The problem ▸
Please report each line of the data below that contains "Adresse".

Source material ▸
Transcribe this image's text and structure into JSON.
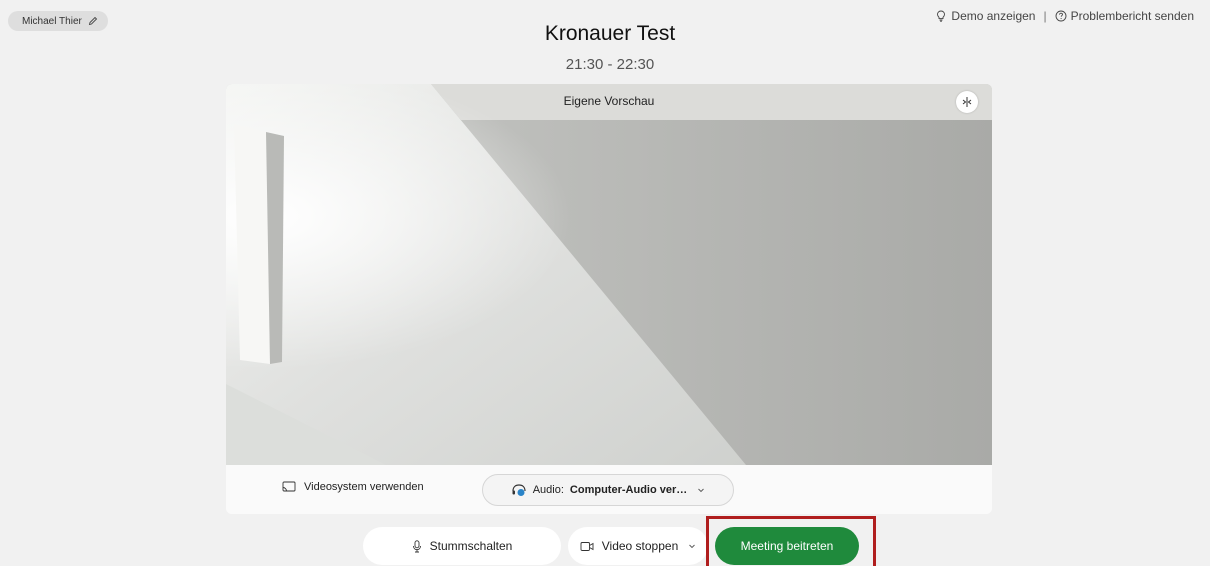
{
  "user": {
    "name": "Michael Thier",
    "icon": "pencil-icon"
  },
  "top_links": {
    "demo_label": "Demo anzeigen",
    "demo_icon": "lightbulb-icon",
    "separator": "|",
    "report_label": "Problembericht senden",
    "report_icon": "help-circle-icon"
  },
  "meeting": {
    "title": "Kronauer Test",
    "time": "21:30 - 22:30"
  },
  "preview": {
    "label": "Eigene Vorschau",
    "layout_icon": "layout-toggle-icon"
  },
  "footer": {
    "videosystem_label": "Videosystem verwenden",
    "videosystem_icon": "cast-icon",
    "audio_prefix": "Audio:",
    "audio_value": "Computer-Audio ver…",
    "audio_icon": "headset-icon"
  },
  "buttons": {
    "mute_label": "Stummschalten",
    "mute_icon": "microphone-icon",
    "video_label": "Video stoppen",
    "video_icon": "camera-icon",
    "join_label": "Meeting beitreten"
  },
  "colors": {
    "join_button": "#1f8a3c",
    "highlight_box": "#b01e1e",
    "background": "#f1f1f1"
  }
}
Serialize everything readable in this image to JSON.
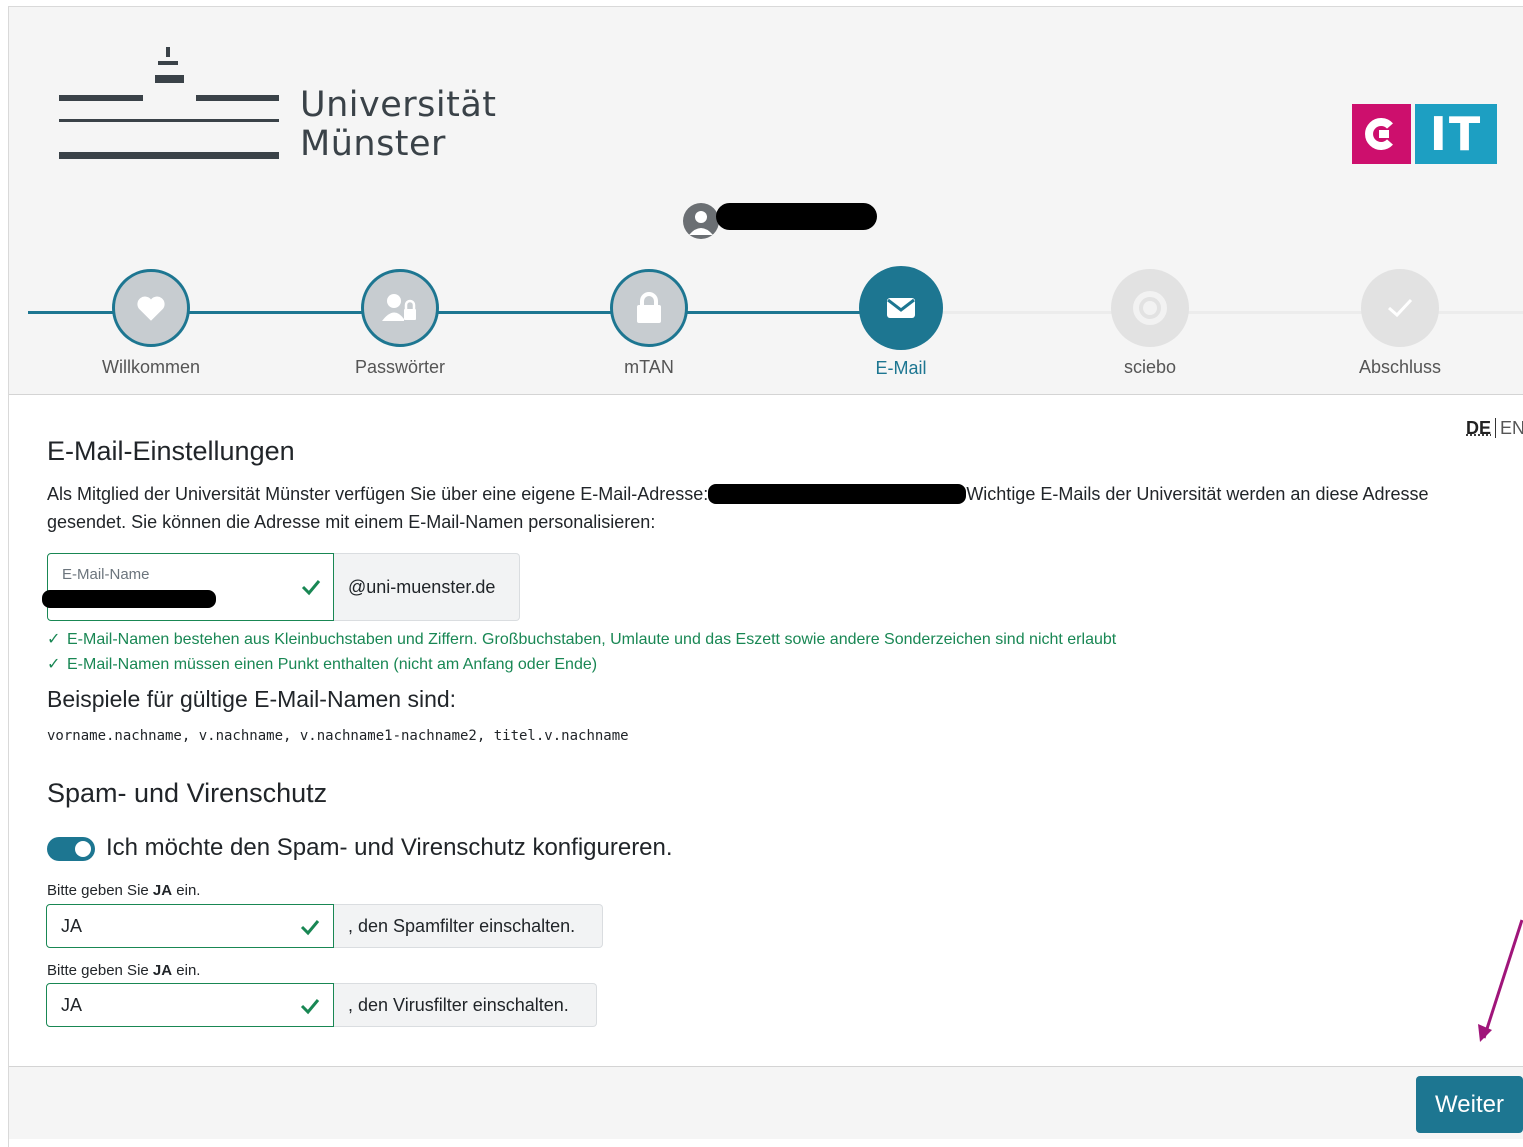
{
  "header": {
    "logo_line1": "Universität",
    "logo_line2": "Münster",
    "cit_logo_text": "IT",
    "colors": {
      "brand_teal": "#1d7691",
      "cit_magenta": "#cd0f6d",
      "cit_blue": "#1d9fc2"
    }
  },
  "steps": [
    {
      "label": "Willkommen",
      "icon": "heart-icon",
      "state": "done"
    },
    {
      "label": "Passwörter",
      "icon": "user-lock-icon",
      "state": "done"
    },
    {
      "label": "mTAN",
      "icon": "lock-icon",
      "state": "done"
    },
    {
      "label": "E-Mail",
      "icon": "envelope-icon",
      "state": "active"
    },
    {
      "label": "sciebo",
      "icon": "sciebo-icon",
      "state": "todo"
    },
    {
      "label": "Abschluss",
      "icon": "checkmark-icon",
      "state": "todo"
    }
  ],
  "lang": {
    "de": "DE",
    "en": "EN"
  },
  "email_section": {
    "title": "E-Mail-Einstellungen",
    "intro_before": "Als Mitglied der Universität Münster verfügen Sie über eine eigene E-Mail-Adresse:",
    "intro_after": "Wichtige E-Mails der Universität werden an diese Adresse gesendet. Sie können die Adresse mit einem E-Mail-Namen personalisieren:",
    "field_label": "E-Mail-Name",
    "domain_suffix": "@uni-muenster.de",
    "hints": [
      "E-Mail-Namen bestehen aus Kleinbuchstaben und Ziffern. Großbuchstaben, Umlaute und das Eszett sowie andere Sonderzeichen sind nicht erlaubt",
      "E-Mail-Namen müssen einen Punkt enthalten (nicht am Anfang oder Ende)"
    ],
    "examples_title": "Beispiele für gültige E-Mail-Namen sind:",
    "examples": "vorname.nachname, v.nachname, v.nachname1-nachname2, titel.v.nachname"
  },
  "spam_section": {
    "title": "Spam- und Virenschutz",
    "toggle_label": "Ich möchte den Spam- und Virenschutz konfigureren.",
    "toggle_on": true,
    "prompt_before": "Bitte geben Sie ",
    "prompt_bold": "JA",
    "prompt_after": " ein.",
    "spam_value": "JA",
    "spam_suffix": ", den Spamfilter einschalten.",
    "virus_value": "JA",
    "virus_suffix": ", den Virusfilter einschalten."
  },
  "footer": {
    "next_label": "Weiter"
  }
}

Exercise result ▸
    "intro_before": "Als Mitglied der Universität Münster verfügen Sie über eine eigene E-Mail-Adresse:",
    "intro_after": "Wichtige E-Mails der Universität werden an diese Adresse gesendet. Sie können die Adresse mit einem E-Mail-Namen personalisieren:",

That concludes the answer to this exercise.